◆ **Records contained in a dataset**
"""

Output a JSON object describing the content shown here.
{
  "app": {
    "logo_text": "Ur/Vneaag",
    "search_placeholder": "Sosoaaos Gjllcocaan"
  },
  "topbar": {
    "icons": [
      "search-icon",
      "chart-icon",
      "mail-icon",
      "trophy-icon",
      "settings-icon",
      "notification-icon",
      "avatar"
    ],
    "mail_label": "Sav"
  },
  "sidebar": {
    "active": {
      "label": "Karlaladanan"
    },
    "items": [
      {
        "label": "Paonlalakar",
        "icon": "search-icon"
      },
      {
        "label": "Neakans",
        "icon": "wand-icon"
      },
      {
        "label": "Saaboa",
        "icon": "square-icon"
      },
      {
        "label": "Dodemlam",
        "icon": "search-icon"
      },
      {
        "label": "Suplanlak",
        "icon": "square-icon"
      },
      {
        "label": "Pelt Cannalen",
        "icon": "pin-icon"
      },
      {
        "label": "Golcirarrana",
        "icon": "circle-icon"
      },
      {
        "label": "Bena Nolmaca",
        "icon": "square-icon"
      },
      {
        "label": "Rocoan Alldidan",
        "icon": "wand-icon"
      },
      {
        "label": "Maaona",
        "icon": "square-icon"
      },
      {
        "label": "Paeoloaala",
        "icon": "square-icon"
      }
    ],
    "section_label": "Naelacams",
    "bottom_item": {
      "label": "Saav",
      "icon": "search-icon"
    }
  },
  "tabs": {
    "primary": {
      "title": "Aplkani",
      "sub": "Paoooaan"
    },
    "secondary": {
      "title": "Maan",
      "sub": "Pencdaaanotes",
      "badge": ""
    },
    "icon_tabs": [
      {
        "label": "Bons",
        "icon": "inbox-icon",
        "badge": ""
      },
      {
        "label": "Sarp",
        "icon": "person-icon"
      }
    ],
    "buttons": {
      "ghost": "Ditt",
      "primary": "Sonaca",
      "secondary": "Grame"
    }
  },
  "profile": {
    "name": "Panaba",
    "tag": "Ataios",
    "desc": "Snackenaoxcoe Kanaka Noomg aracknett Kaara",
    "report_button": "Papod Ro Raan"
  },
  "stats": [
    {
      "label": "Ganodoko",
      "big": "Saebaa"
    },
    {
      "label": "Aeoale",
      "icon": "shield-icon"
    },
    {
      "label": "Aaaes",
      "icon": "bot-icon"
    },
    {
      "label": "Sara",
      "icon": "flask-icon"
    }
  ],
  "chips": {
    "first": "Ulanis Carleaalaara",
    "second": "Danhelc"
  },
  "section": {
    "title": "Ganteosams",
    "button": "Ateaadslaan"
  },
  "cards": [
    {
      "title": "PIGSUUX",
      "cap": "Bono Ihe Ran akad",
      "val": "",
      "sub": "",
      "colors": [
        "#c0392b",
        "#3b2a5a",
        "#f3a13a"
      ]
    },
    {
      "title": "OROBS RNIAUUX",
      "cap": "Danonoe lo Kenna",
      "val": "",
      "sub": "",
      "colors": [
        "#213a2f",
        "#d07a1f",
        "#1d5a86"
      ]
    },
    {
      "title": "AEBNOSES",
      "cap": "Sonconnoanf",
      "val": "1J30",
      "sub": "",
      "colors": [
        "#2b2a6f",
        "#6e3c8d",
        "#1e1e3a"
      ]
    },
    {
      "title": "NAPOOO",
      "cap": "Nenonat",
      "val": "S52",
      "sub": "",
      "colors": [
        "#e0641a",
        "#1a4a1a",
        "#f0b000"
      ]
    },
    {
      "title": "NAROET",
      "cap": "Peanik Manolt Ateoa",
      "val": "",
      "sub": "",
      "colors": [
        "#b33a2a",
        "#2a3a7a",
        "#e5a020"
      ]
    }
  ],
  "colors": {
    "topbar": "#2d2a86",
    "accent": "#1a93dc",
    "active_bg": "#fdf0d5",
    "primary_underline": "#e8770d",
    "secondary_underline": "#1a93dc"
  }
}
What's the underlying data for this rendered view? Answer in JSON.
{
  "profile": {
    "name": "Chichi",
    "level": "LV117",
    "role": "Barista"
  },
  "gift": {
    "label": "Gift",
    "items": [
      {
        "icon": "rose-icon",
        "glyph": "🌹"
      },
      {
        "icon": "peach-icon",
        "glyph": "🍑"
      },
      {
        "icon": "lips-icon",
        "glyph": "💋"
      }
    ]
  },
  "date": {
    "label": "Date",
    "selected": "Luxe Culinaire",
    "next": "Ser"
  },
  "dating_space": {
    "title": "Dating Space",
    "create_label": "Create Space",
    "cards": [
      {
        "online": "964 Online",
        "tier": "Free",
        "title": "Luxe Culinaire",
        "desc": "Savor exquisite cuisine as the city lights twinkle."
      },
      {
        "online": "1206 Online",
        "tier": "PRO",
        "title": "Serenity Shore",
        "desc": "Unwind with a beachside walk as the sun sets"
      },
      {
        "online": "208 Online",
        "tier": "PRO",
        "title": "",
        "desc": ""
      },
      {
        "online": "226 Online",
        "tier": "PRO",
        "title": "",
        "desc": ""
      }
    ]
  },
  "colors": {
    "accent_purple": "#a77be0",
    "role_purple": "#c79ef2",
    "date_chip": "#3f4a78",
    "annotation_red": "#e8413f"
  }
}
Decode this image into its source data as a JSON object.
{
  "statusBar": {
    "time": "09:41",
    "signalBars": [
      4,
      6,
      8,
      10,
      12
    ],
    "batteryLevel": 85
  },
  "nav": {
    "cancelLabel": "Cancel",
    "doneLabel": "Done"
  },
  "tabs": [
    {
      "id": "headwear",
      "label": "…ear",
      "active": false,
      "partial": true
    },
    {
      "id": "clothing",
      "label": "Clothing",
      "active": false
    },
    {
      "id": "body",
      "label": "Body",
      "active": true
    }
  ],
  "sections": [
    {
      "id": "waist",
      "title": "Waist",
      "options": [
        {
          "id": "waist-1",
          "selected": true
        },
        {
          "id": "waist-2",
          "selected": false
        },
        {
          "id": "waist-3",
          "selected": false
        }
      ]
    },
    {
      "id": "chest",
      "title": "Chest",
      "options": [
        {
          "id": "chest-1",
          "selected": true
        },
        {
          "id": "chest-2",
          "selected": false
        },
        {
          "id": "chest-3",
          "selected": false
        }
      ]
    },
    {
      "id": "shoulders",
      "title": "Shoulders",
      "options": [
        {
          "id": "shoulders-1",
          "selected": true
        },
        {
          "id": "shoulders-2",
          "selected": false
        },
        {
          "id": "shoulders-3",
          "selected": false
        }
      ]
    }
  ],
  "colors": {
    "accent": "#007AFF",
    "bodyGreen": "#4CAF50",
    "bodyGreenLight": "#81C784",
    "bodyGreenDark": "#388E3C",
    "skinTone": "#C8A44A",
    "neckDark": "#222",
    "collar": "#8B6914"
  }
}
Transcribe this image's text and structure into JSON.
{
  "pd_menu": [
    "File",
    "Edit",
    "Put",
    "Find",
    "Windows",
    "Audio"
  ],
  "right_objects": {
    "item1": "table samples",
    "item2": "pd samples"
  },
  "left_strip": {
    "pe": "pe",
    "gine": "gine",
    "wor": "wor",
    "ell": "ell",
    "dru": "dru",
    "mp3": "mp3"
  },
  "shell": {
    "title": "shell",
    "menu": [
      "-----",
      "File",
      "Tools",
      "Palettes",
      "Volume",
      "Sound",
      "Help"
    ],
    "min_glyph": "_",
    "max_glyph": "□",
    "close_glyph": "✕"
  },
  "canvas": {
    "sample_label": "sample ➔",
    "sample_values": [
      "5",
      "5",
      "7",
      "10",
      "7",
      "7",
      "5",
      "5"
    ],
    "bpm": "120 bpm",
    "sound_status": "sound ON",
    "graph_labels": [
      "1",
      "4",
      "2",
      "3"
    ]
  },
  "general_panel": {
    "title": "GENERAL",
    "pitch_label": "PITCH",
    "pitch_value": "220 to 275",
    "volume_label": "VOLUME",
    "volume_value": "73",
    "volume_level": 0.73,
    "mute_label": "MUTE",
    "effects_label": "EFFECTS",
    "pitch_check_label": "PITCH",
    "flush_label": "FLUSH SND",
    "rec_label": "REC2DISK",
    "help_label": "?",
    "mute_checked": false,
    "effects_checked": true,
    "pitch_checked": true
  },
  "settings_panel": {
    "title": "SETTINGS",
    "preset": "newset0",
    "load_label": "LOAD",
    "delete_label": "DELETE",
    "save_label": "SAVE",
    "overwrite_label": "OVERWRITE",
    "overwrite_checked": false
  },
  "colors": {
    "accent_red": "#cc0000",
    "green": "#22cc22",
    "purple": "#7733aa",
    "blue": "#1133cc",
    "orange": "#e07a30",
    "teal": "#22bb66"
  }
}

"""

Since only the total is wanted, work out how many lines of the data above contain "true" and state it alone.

7